Hillary’s 703 sqft 1-Bedroom Apartment

  • size: 703 sqft
  • type: 1-bedroom apartment
  • location: Historic Oakwood, Raleigh, NC
  • inhabitants: Hillary Thomas and Darryl Jones
  • pet: Diego, our German Shepard mut puppy
  • my info: blog

 

Describe your place:

My boyfriend and I live on a lovely street in Historic Oakwood in downtown Raleigh. The apartment is located on the top floor of a turn-of-the-century house, so we get to take advantage of all the amenities historic architecture has to offer – high ceilings, wide woodwork, large windows, hardwood floors, fireplaces with grand mantles, and a claw-foot bathtub. We also get to enjoy a large front porch that I share with an amazing neighbor and a smaller private back porch with stairwell access to the backyard. We even have a portion of the yard, where we keep a veggie and herb garden.

Our space is a mix of art and flea market, estate sale and antique store finds. It’s pretty retro.

What do you love about your space?:

I love the historical nature of the apartment. I have always been more drawn to old living spaces, so I feel very at home here. I love the cracks, the creaks, the slightly crocked floors; every beautiful detail that shows the house’s age. These are constant reminders that my living space is unique and that it has history. I also really like the fact that, like so many houses in Oakwood, we get the privacy of our own apartment, with the closeness of a neighbor that we share a house with. (My next door neighbor and I have coined the term “semi-roomie.”)

I also love that we live so close to downtown. We are within walking and biking distance to restaurants, museums, food markets, bars, a yoga studio, an urban farm, a movie theater, our favorite cycling shop and many of our close friends who also live downtown.

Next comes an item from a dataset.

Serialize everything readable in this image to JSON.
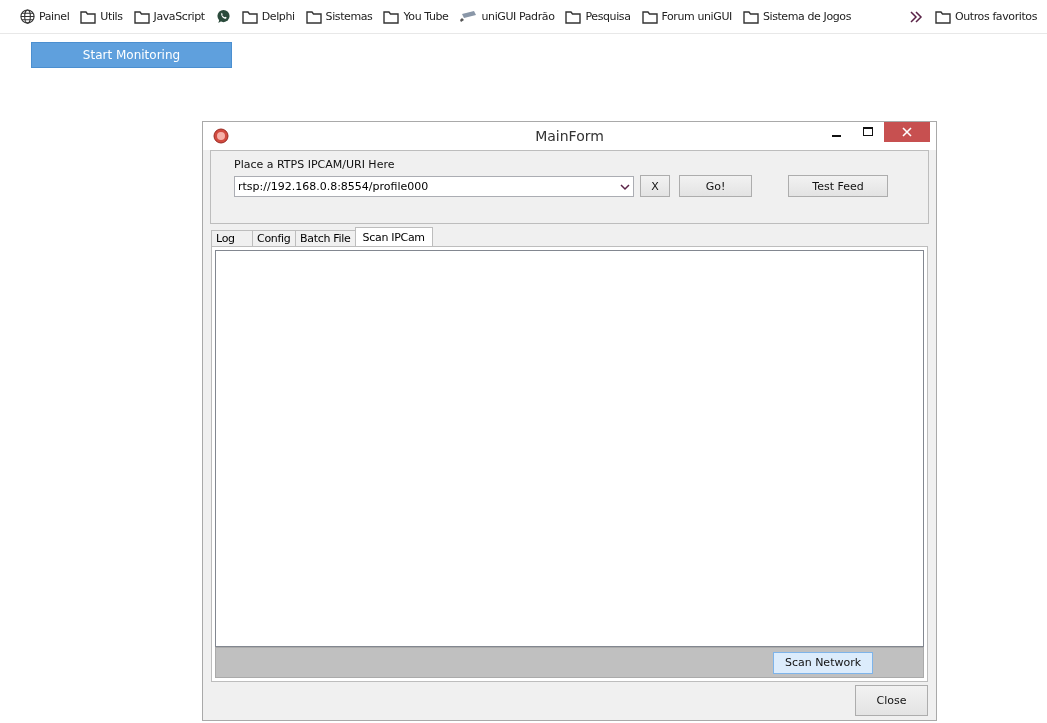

How would you improve your space?:

I would love for this apartment to have a bit more storage space. We have only one closet, so we have had to explore other discrete options for storing our things. We have a mobile clothing rack that lives behind our bedroom door, our linens are housed in a couple kitchen cabinets, and we have some storage boxes under our bed. We also have a few colorfully painted vintage metal cabinet units around the apartment that serve for additional storage of toiletries and kitchen supplies.

What do you like best about small living?:

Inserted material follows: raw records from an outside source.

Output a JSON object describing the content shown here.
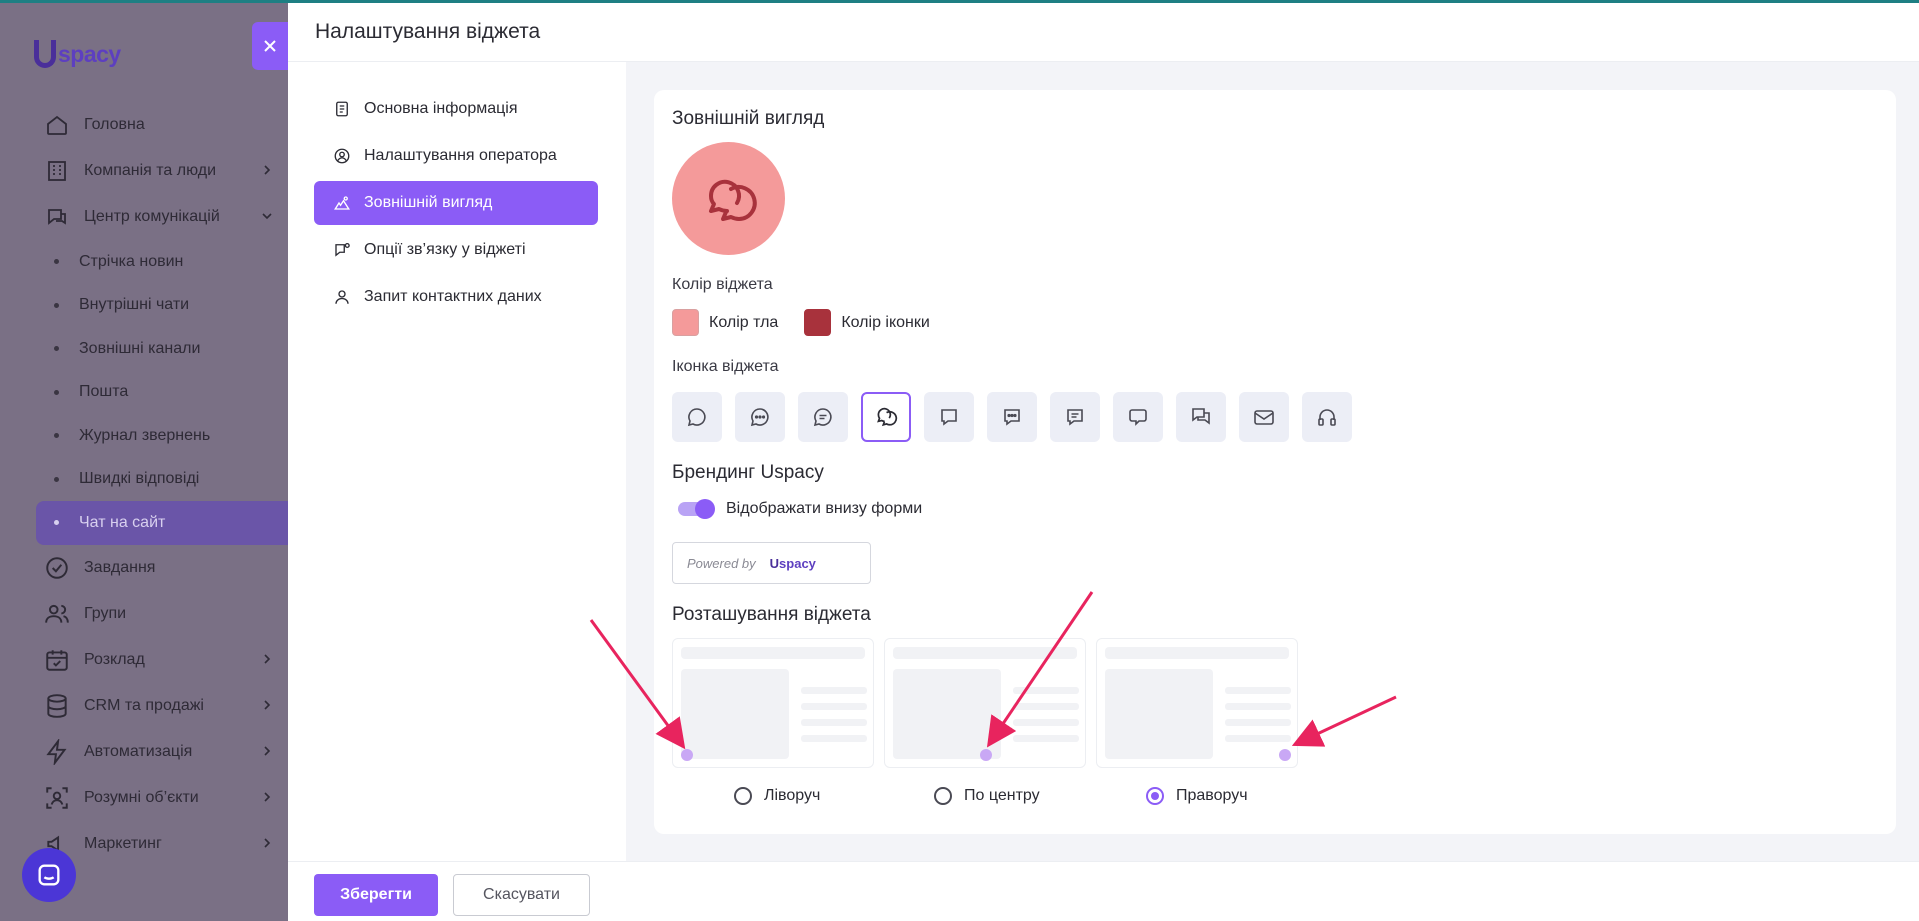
{
  "app": {
    "logo_text": "spacy",
    "nav": [
      {
        "label": "Головна",
        "icon": "home-icon",
        "has_chevron": false
      },
      {
        "label": "Компанія та люди",
        "icon": "building-icon",
        "has_chevron": true
      },
      {
        "label": "Центр комунікацій",
        "icon": "communication-icon",
        "has_chevron": true
      }
    ],
    "sub_nav": [
      {
        "label": "Стрічка новин"
      },
      {
        "label": "Внутрішні чати"
      },
      {
        "label": "Зовнішні канали"
      },
      {
        "label": "Пошта"
      },
      {
        "label": "Журнал звернень"
      },
      {
        "label": "Швидкі відповіді"
      },
      {
        "label": "Чат на сайт",
        "active": true
      }
    ],
    "nav_bottom": [
      {
        "label": "Завдання",
        "icon": "check-circle-icon",
        "has_chevron": false
      },
      {
        "label": "Групи",
        "icon": "users-icon",
        "has_chevron": false
      },
      {
        "label": "Розклад",
        "icon": "calendar-icon",
        "has_chevron": true
      },
      {
        "label": "CRM та продажі",
        "icon": "database-icon",
        "has_chevron": true
      },
      {
        "label": "Автоматизація",
        "icon": "lightning-icon",
        "has_chevron": true
      },
      {
        "label": "Розумні об’єкти",
        "icon": "smart-object-icon",
        "has_chevron": true
      },
      {
        "label": "Маркетинг",
        "icon": "marketing-icon",
        "has_chevron": true
      }
    ]
  },
  "drawer": {
    "title": "Налаштування віджета",
    "menu": [
      {
        "label": "Основна інформація",
        "icon": "document-icon"
      },
      {
        "label": "Налаштування оператора",
        "icon": "user-circle-icon"
      },
      {
        "label": "Зовнішній вигляд",
        "icon": "appearance-icon",
        "active": true
      },
      {
        "label": "Опції зв’язку у віджеті",
        "icon": "chat-settings-icon"
      },
      {
        "label": "Запит контактних даних",
        "icon": "user-icon"
      }
    ]
  },
  "appearance": {
    "title": "Зовнішній вигляд",
    "color_label": "Колір віджета",
    "bg_color_label": "Колір тла",
    "bg_color": "#f49a9a",
    "icon_color_label": "Колір іконки",
    "icon_color": "#a8323c",
    "icon_label": "Іконка віджета",
    "icon_options": [
      "chat-round-icon",
      "chat-dots-icon",
      "chat-lines-icon",
      "chat-double-icon",
      "chat-square-icon",
      "chat-square-dots-icon",
      "chat-square-lines-icon",
      "chat-bubble-icon",
      "chat-multi-icon",
      "mail-icon",
      "headset-icon"
    ],
    "selected_icon_index": 3,
    "branding_title": "Брендинг Uspacy",
    "branding_toggle_label": "Відображати внизу форми",
    "branding_enabled": true,
    "powered_by": "Powered by",
    "powered_logo": "spacy",
    "position_title": "Розташування віджета",
    "positions": [
      {
        "label": "Ліворуч",
        "checked": false
      },
      {
        "label": "По центру",
        "checked": false
      },
      {
        "label": "Праворуч",
        "checked": true
      }
    ]
  },
  "footer": {
    "save_label": "Зберегти",
    "cancel_label": "Скасувати"
  },
  "colors": {
    "accent": "#8b5cf6",
    "annotation_arrow": "#e8245e"
  }
}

I really like that I feel close to the others that occupy the space with me. For example, if I am in the bedroom working, I can hear my boyfriend cooking in the kitchen while a record plays on the turntable in the living room and our pup is snoring in the hallway. It feels intimate and quaint. We entertain friends, raise a dog, host family meals and out-of-town guests, and complete countless large art projects all in this space so nothing about its size limits the way we live day to day.

I also like that living in a small space makes you reevaluate what is important to have and encourages you to simplify your possessions. In our case, we don’t have a television among other things. Coupled with our proximity to downtown, this allows us to get out more.

Tips for fellow and potential small-space dwellers:

Try to not to look at space limitations as a challenge, but as an opportunity. Be creative. Purge the things you can live without.

Living comfortably in a small space is all about editing out what you don’t need – both in your physical environment and your general lifestyle.

More about me:

I work as a full time graphic designer and marketing specialist for a company in Durham. I am also a freelance graphic designer and a volunteer with the Raleigh City Farm.

I have an unwavering sense of nostalgia. My love of all things vintage significantly influences where I choose to live and how I create a living space. I also lived in Spain for three years and my time there helped me better understand that living in a small space is fulfilling, practical, affordable, and green!

I restore vintage furniture and clothing as a hobby. I am a firm believer in purchasing second-hand as often as possible. In my first apartment, I made it my goal to not buy a single piece of furniture new, and I have never looked back. The goal has grown to include decorations, books, music, cookware, appliances and even the apartment itself.